GM Proposes National Zero-Emission Vehicle Quotas
General Motors proposed a national zero-emission car sales requirement that could offer a solution to the current, furious standoff over vehicle emissions regulations. Under the proposal, automakers would be required to switch a quarter of their vehicle fleets to zero-emissions vehicles in the next dozen years.
Automakers have been somewhat stuck between a rock and a hard place, here. On the one hand, they really want emissions regulations reduced, a move that the Trump administration is more than happy to make. On the other, California is dead-set against it. If the federal government changes regulations when California doesn’t, it’ll lead to a regulatory rift. So far, solutions generally revolved around either the federal government totally overturning California’s emission-rulemaking power or California reaffirming its power in the courts.
GM’s proposal is a drastic change in the general automaker approach. Most automakers are just calling for a single emissions/fuel economy standard. However, this may not be as strange of a step for GM as it might seem. GM sells both the Bolt EV and Volt plug-in hybrid at a time where its American rivals are far behind in electric development.
Ford, for example, previously offered the C-MAX Energi, Fusion Energi, and Focus Electric as electric options. However, the C-MAX Energi is already gone, and the Fusion Energi and Focus Electric may shortly follow it into the abyss since the brand is cutting the Fusion and Focus. This won’t be much of a loss, though—the Focus Electric sold a sad four models last month.
Anyway, let’s set GM’s electric advantages aside. According to the company, the plan could potentially achieve both the federal government’s and California’s goals. It said the program could put up to 7 million long-range EVs on the road by 2030. That would be a reduction of 375 million tons of carbon dioxide emissions between 2021 and 2030.
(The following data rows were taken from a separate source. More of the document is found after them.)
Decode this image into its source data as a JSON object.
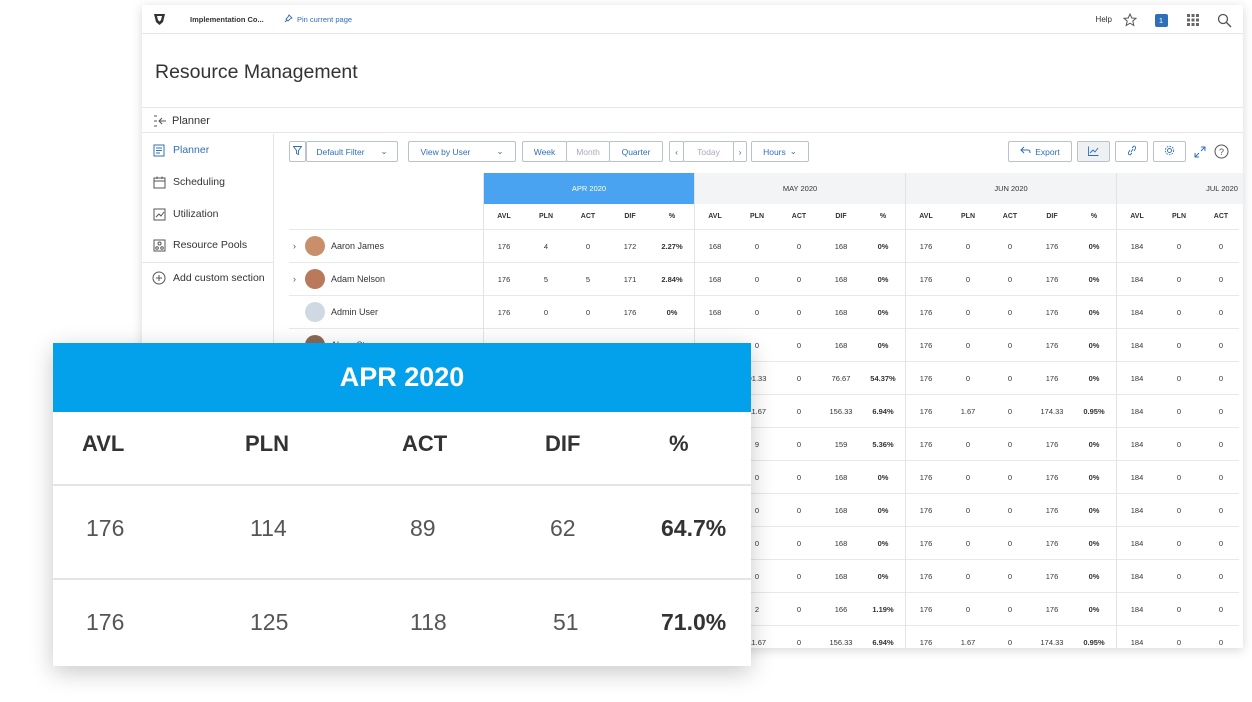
{
  "topbar": {
    "app_title": "Implementation Co...",
    "pin_label": "Pin current page",
    "help_label": "Help",
    "notification_count": "1"
  },
  "page": {
    "title": "Resource Management"
  },
  "planner_bar": {
    "label": "Planner"
  },
  "sidebar": {
    "items": [
      {
        "label": "Planner",
        "icon": "planner-icon",
        "active": true
      },
      {
        "label": "Scheduling",
        "icon": "calendar-icon",
        "active": false
      },
      {
        "label": "Utilization",
        "icon": "chart-icon",
        "active": false
      },
      {
        "label": "Resource Pools",
        "icon": "pools-icon",
        "active": false
      },
      {
        "label": "Add custom section",
        "icon": "add-circle-icon",
        "active": false
      }
    ]
  },
  "toolbar": {
    "filter_label": "Default Filter",
    "view_label": "View by User",
    "week_label": "Week",
    "month_label": "Month",
    "quarter_label": "Quarter",
    "today_label": "Today",
    "hours_label": "Hours",
    "export_label": "Export"
  },
  "grid": {
    "months": [
      "APR 2020",
      "MAY 2020",
      "JUN 2020",
      "JUL 2020"
    ],
    "columns": [
      "AVL",
      "PLN",
      "ACT",
      "DIF",
      "%"
    ],
    "users": [
      {
        "name": "Aaron James",
        "expandable": true
      },
      {
        "name": "Adam Nelson",
        "expandable": true
      },
      {
        "name": "Admin User",
        "expandable": false
      },
      {
        "name": "Alana Stevens",
        "expandable": true
      }
    ],
    "rows": [
      {
        "apr": [
          "176",
          "4",
          "0",
          "172",
          "2.27%"
        ],
        "may": [
          "168",
          "0",
          "0",
          "168",
          "0%"
        ],
        "jun": [
          "176",
          "0",
          "0",
          "176",
          "0%"
        ],
        "jul": [
          "184",
          "0",
          "0"
        ]
      },
      {
        "apr": [
          "176",
          "5",
          "5",
          "171",
          "2.84%"
        ],
        "may": [
          "168",
          "0",
          "0",
          "168",
          "0%"
        ],
        "jun": [
          "176",
          "0",
          "0",
          "176",
          "0%"
        ],
        "jul": [
          "184",
          "0",
          "0"
        ]
      },
      {
        "apr": [
          "176",
          "0",
          "0",
          "176",
          "0%"
        ],
        "may": [
          "168",
          "0",
          "0",
          "168",
          "0%"
        ],
        "jun": [
          "176",
          "0",
          "0",
          "176",
          "0%"
        ],
        "jul": [
          "184",
          "0",
          "0"
        ]
      },
      {
        "apr": [
          "176",
          "0",
          "0",
          "176",
          "0%"
        ],
        "may": [
          "168",
          "0",
          "0",
          "168",
          "0%"
        ],
        "jun": [
          "176",
          "0",
          "0",
          "176",
          "0%"
        ],
        "jul": [
          "184",
          "0",
          "0"
        ]
      },
      {
        "may": [
          "91.33",
          "0",
          "76.67",
          "54.37%"
        ],
        "jun": [
          "176",
          "0",
          "0",
          "176",
          "0%"
        ],
        "jul": [
          "184",
          "0",
          "0"
        ]
      },
      {
        "may": [
          "11.67",
          "0",
          "156.33",
          "6.94%"
        ],
        "jun": [
          "176",
          "1.67",
          "0",
          "174.33",
          "0.95%"
        ],
        "jul": [
          "184",
          "0",
          "0"
        ]
      },
      {
        "may": [
          "9",
          "0",
          "159",
          "5.36%"
        ],
        "jun": [
          "176",
          "0",
          "0",
          "176",
          "0%"
        ],
        "jul": [
          "184",
          "0",
          "0"
        ]
      },
      {
        "may": [
          "0",
          "0",
          "168",
          "0%"
        ],
        "jun": [
          "176",
          "0",
          "0",
          "176",
          "0%"
        ],
        "jul": [
          "184",
          "0",
          "0"
        ]
      },
      {
        "may": [
          "0",
          "0",
          "168",
          "0%"
        ],
        "jun": [
          "176",
          "0",
          "0",
          "176",
          "0%"
        ],
        "jul": [
          "184",
          "0",
          "0"
        ]
      },
      {
        "may": [
          "0",
          "0",
          "168",
          "0%"
        ],
        "jun": [
          "176",
          "0",
          "0",
          "176",
          "0%"
        ],
        "jul": [
          "184",
          "0",
          "0"
        ]
      },
      {
        "may": [
          "0",
          "0",
          "168",
          "0%"
        ],
        "jun": [
          "176",
          "0",
          "0",
          "176",
          "0%"
        ],
        "jul": [
          "184",
          "0",
          "0"
        ]
      },
      {
        "may": [
          "2",
          "0",
          "166",
          "1.19%"
        ],
        "jun": [
          "176",
          "0",
          "0",
          "176",
          "0%"
        ],
        "jul": [
          "184",
          "0",
          "0"
        ]
      },
      {
        "may": [
          "11.67",
          "0",
          "156.33",
          "6.94%"
        ],
        "jun": [
          "176",
          "1.67",
          "0",
          "174.33",
          "0.95%"
        ],
        "jul": [
          "184",
          "0",
          "0"
        ]
      }
    ]
  },
  "zoom": {
    "month": "APR 2020",
    "columns": [
      "AVL",
      "PLN",
      "ACT",
      "DIF",
      "%"
    ],
    "rows": [
      [
        "176",
        "114",
        "89",
        "62",
        "64.7%"
      ],
      [
        "176",
        "125",
        "118",
        "51",
        "71.0%"
      ]
    ]
  },
  "colors": {
    "accent": "#2f6fb7",
    "active_month": "#4aa3f0",
    "zoom_header": "#03a0ec"
  }
}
Mark Reuss, GM’s executive vice president of global product development, purchasing, and supply chain, said the plan “has the potential to have a significant impact on reducing fuel consumption, reducing overall CO2 emissions, creating jobs and helping establish the U.S. as the leader in EV technology.”
Specifically, the plan calls for upward-trending zero-emissions sales quotas. These include:
- 7 percent of sales in 2021
- 2 percent more each year until 15 percent in 2025
- 25 percent of car fleets by 2030
Automakers would get credits based how many vehicles they sold and their range. They could then average, bank, and trade the credits.
“It’s time — past time — for national policy to address climate change, with an industrial strategy that advances U.S. leadership in the technology that delivers the most benefit: Electrification,” Reuss said.
Daniel Susco is a native of the Dayton-Cincinnati area, and has written on a multitude of subjects. He can discuss Shakespeare, expound on Classical Mythology, and even make witty jokes about Pliny the Elder (More like “Pliny the Rounder,” right?). In his free time, Daniel enjoys reading, cooking, woodworking, and long walks on the beach (just kidding – sunburn is no joke). See more articles by Daniel.